Never underestimate how much Satan hates you. He loathes you with an icy hatred that exceeds any ire you have faced on this earth. His hatred is ultimately directed toward God.
When Satan recognized Jesus as God’s Son, his hate and fear compounded. On one occasion the demons cried out, “What do you want with us, Jesus of Nazareth? Have you come to destroy us? I know who you are—the Holy One of God!” (Mark 1:24). On another occasion the demons cried out to Jesus, “Have you come here to torture us before the appointed time?” (Matt. 8:29).
Satan is God’s creation—never forget that. He was not created evil; he became evil. We have an enemy whose hatred of God is also directed at us. When Satan was cast down, taking with him all those who entered into his conspiracy, he devoted himself to blinding men and women. He blinds them by exploiting their hate, their jealousy and their desire for self-vindication and vengeance.
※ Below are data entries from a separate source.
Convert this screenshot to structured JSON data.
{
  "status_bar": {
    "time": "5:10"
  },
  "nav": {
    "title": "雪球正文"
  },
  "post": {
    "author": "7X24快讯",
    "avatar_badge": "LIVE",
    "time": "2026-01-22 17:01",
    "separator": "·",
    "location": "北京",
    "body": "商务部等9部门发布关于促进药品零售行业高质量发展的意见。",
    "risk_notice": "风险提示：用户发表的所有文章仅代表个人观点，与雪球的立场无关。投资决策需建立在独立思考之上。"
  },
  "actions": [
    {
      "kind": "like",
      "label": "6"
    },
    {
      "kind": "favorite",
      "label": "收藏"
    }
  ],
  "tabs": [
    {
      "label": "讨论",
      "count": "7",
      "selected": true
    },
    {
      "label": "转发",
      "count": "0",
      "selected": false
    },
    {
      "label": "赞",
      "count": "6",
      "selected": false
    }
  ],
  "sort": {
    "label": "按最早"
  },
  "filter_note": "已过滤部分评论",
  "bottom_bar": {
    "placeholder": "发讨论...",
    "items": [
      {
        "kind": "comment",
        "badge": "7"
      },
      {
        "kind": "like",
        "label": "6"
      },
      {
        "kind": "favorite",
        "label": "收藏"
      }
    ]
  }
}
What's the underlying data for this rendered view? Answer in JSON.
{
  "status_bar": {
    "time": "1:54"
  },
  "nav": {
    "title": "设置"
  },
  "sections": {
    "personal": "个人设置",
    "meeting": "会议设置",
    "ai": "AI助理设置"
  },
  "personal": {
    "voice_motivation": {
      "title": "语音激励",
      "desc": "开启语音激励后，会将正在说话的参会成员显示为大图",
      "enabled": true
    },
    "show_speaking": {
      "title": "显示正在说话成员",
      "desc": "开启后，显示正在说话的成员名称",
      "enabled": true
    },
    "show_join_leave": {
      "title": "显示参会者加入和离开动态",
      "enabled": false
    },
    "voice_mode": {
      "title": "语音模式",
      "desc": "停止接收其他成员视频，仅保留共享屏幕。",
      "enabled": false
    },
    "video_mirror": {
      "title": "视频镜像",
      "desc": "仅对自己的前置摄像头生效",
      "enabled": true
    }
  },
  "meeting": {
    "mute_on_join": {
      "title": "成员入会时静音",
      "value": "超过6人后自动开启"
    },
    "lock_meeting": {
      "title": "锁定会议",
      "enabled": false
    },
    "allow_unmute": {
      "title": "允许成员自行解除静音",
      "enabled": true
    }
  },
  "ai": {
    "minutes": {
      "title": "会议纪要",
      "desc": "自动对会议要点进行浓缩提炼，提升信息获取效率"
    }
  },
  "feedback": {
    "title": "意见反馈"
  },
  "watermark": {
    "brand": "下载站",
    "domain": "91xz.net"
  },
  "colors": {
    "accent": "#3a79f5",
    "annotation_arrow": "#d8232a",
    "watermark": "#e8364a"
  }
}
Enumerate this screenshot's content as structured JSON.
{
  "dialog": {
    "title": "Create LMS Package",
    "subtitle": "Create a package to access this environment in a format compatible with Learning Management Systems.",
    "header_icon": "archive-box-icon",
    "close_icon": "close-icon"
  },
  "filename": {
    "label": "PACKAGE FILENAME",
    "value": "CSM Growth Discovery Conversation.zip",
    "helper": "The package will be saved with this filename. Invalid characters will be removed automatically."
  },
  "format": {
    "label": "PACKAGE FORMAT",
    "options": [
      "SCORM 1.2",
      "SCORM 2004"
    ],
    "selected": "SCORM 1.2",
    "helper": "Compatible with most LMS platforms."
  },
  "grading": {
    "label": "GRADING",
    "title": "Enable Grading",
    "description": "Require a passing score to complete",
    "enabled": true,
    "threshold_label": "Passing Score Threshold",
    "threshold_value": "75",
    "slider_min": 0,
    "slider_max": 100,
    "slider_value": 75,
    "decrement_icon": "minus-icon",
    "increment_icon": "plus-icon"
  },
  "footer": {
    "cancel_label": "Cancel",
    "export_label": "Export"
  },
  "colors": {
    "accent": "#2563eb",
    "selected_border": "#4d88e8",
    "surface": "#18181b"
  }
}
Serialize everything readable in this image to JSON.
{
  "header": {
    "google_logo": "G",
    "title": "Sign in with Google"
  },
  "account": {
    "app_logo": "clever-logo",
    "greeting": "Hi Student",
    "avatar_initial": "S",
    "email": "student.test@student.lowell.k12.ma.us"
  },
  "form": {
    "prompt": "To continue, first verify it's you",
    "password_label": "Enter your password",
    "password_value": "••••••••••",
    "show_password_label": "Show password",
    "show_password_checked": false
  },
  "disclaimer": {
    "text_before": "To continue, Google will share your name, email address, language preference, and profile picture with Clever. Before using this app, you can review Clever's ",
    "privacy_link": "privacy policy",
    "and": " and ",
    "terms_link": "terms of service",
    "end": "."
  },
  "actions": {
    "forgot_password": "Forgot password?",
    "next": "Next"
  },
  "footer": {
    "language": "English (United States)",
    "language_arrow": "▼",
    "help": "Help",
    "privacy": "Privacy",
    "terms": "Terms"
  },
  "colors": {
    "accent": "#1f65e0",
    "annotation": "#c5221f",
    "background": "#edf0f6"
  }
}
All he ever does is attempt to defeat God. He is deceived, telling himself he will somehow win in the end. Although he knows his doom is sure, he still tries his best to take all he can with him to hell.
The next time the devil, called the accuser in Revelation 12:10, reminds you of your past, remind him of his future: “And the devil, who deceived them, was thrown into the lake of burning sulfur ... [He] will be tormented day and night for ever and ever” (Rev. 20:10).
Satan may win some battles, but God has won the war.
What the devil does, then, is tempt us. He masquerades as an angel of light (2 Cor. 11:14). He comes like a roaring lion, looking for someone to devour (1 Pet. 5:8). He does his best work through our unforgiveness. If he can get you to hold a grudge, he can play with you like a toy. Refusing to let others off the hook is your way (even if you don't mean to) of beckoning to the devil, “Come and get me.” One important advantage of totally forgiving others is that Satan “might not outwit us” (2 Cor. 2:11), so that “Satan will not outsmart us” (NLT). Therefore if he finds the seed of resentment in you, it makes easy work for him.
Unforgiveness means resentment, and resentment is at the heart of jealousy. Satan can see jealousy in us quicker than you can bat an eyelash. The moment he sees jealousy in us, he is merely waiting for the moment to exploit us, pounce on us and engineer us to do his wish.
Don’t let Satan have that pleasure with you. Don’t give him that satisfaction. My loving counsel to you: Learn to recognize jealousy in yourself as soon as possible, and then fear it. Fear jealousy as you would fear being trapped by a violent fire. Run from it. When you see it in yourself, do all you can to resist it.
R.T. Kendall has been the pastor of Westminster Chapel in London for the last 25 years. He now lives in Key Largo, Fla. He is a well-known speaker and the author of Jealousy: The Sin No One Talks About, from which this article was excerpted.